[Problem to work on] Each entry below needs to be copied exactly, with nothing dropped.

[Given data]
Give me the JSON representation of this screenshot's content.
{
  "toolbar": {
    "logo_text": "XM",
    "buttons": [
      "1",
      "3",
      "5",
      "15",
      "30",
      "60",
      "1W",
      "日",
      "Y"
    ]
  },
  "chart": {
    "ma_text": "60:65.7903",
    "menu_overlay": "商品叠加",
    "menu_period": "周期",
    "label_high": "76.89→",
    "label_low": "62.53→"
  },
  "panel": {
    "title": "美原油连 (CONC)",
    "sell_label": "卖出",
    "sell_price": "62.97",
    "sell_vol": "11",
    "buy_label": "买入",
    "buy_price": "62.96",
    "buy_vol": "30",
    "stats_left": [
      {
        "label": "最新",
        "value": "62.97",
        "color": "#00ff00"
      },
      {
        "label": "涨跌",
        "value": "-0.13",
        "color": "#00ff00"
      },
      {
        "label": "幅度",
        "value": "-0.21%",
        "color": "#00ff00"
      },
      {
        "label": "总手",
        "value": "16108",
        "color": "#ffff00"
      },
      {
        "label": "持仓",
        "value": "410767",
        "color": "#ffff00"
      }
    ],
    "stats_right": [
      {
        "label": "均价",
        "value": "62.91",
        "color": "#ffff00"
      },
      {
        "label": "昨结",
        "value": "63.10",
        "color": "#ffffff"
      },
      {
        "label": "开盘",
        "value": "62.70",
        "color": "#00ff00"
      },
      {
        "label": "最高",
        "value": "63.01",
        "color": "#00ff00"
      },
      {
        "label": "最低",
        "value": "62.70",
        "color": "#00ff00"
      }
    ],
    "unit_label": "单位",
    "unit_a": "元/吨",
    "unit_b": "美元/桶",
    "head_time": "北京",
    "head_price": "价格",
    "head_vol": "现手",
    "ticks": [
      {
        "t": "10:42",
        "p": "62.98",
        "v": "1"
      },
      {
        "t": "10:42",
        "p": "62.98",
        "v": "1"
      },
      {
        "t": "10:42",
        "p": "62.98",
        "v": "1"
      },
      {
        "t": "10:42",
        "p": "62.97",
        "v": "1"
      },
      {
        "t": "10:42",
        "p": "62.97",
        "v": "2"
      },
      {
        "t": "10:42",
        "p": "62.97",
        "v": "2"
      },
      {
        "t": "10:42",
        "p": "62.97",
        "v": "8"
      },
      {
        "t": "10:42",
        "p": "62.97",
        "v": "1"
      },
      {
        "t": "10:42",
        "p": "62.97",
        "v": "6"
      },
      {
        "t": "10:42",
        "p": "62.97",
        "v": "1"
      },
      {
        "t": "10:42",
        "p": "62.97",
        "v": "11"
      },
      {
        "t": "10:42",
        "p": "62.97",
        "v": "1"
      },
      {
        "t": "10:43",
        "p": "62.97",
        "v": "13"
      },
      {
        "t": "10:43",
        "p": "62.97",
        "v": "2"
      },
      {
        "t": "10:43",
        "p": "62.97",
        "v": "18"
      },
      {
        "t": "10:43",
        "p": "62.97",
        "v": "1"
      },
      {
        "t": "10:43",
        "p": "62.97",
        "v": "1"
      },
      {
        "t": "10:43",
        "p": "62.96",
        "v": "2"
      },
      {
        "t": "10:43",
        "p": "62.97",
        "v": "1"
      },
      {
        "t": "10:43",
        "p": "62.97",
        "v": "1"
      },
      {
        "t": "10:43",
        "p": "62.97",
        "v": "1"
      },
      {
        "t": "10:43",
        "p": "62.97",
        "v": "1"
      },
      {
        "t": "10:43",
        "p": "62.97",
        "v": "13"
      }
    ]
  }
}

[Solution]
Give me the JSON representation of this screenshot's content.
{
  "toolbar": {
    "logo_text": "XM",
    "buttons": [
      "1",
      "3",
      "5",
      "15",
      "30",
      "60",
      "1W",
      "日",
      "Y"
    ]
  },
  "chart": {
    "ma_text": "60:65.7903",
    "menu_overlay": "商品叠加",
    "menu_period": "周期",
    "label_high": "76.89→",
    "label_low": "62.53→"
  },
  "panel": {
    "title": "美原油连 (CONC)",
    "sell_label": "卖出",
    "sell_price": "62.97",
    "sell_vol": "11",
    "buy_label": "买入",
    "buy_price": "62.96",
    "buy_vol": "30",
    "stats_left": [
      {
        "label": "最新",
        "value": "62.97",
        "color": "#00ff00"
      },
      {
        "label": "涨跌",
        "value": "-0.13",
        "color": "#00ff00"
      },
      {
        "label": "幅度",
        "value": "-0.21%",
        "color": "#00ff00"
      },
      {
        "label": "总手",
        "value": "16108",
        "color": "#ffff00"
      },
      {
        "label": "持仓",
        "value": "410767",
        "color": "#ffff00"
      }
    ],
    "stats_right": [
      {
        "label": "均价",
        "value": "62.91",
        "color": "#ffff00"
      },
      {
        "label": "昨结",
        "value": "63.10",
        "color": "#ffffff"
      },
      {
        "label": "开盘",
        "value": "62.70",
        "color": "#00ff00"
      },
      {
        "label": "最高",
        "value": "63.01",
        "color": "#00ff00"
      },
      {
        "label": "最低",
        "value": "62.70",
        "color": "#00ff00"
      }
    ],
    "unit_label": "单位",
    "unit_a": "元/吨",
    "unit_b": "美元/桶",
    "head_time": "北京",
    "head_price": "价格",
    "head_vol": "现手",
    "ticks": [
      {
        "t": "10:42",
        "p": "62.98",
        "v": "1"
      },
      {
        "t": "10:42",
        "p": "62.98",
        "v": "1"
      },
      {
        "t": "10:42",
        "p": "62.98",
        "v": "1"
      },
      {
        "t": "10:42",
        "p": "62.97",
        "v": "1"
      },
      {
        "t": "10:42",
        "p": "62.97",
        "v": "2"
      },
      {
        "t": "10:42",
        "p": "62.97",
        "v": "2"
      },
      {
        "t": "10:42",
        "p": "62.97",
        "v": "8"
      },
      {
        "t": "10:42",
        "p": "62.97",
        "v": "1"
      },
      {
        "t": "10:42",
        "p": "62.97",
        "v": "6"
      },
      {
        "t": "10:42",
        "p": "62.97",
        "v": "1"
      },
      {
        "t": "10:42",
        "p": "62.97",
        "v": "11"
      },
      {
        "t": "10:42",
        "p": "62.97",
        "v": "1"
      },
      {
        "t": "10:43",
        "p": "62.97",
        "v": "13"
      },
      {
        "t": "10:43",
        "p": "62.97",
        "v": "2"
      },
      {
        "t": "10:43",
        "p": "62.97",
        "v": "18"
      },
      {
        "t": "10:43",
        "p": "62.97",
        "v": "1"
      },
      {
        "t": "10:43",
        "p": "62.97",
        "v": "1"
      },
      {
        "t": "10:43",
        "p": "62.96",
        "v": "2"
      },
      {
        "t": "10:43",
        "p": "62.97",
        "v": "1"
      },
      {
        "t": "10:43",
        "p": "62.97",
        "v": "1"
      },
      {
        "t": "10:43",
        "p": "62.97",
        "v": "1"
      },
      {
        "t": "10:43",
        "p": "62.97",
        "v": "1"
      },
      {
        "t": "10:43",
        "p": "62.97",
        "v": "13"
      }
    ]
  }
}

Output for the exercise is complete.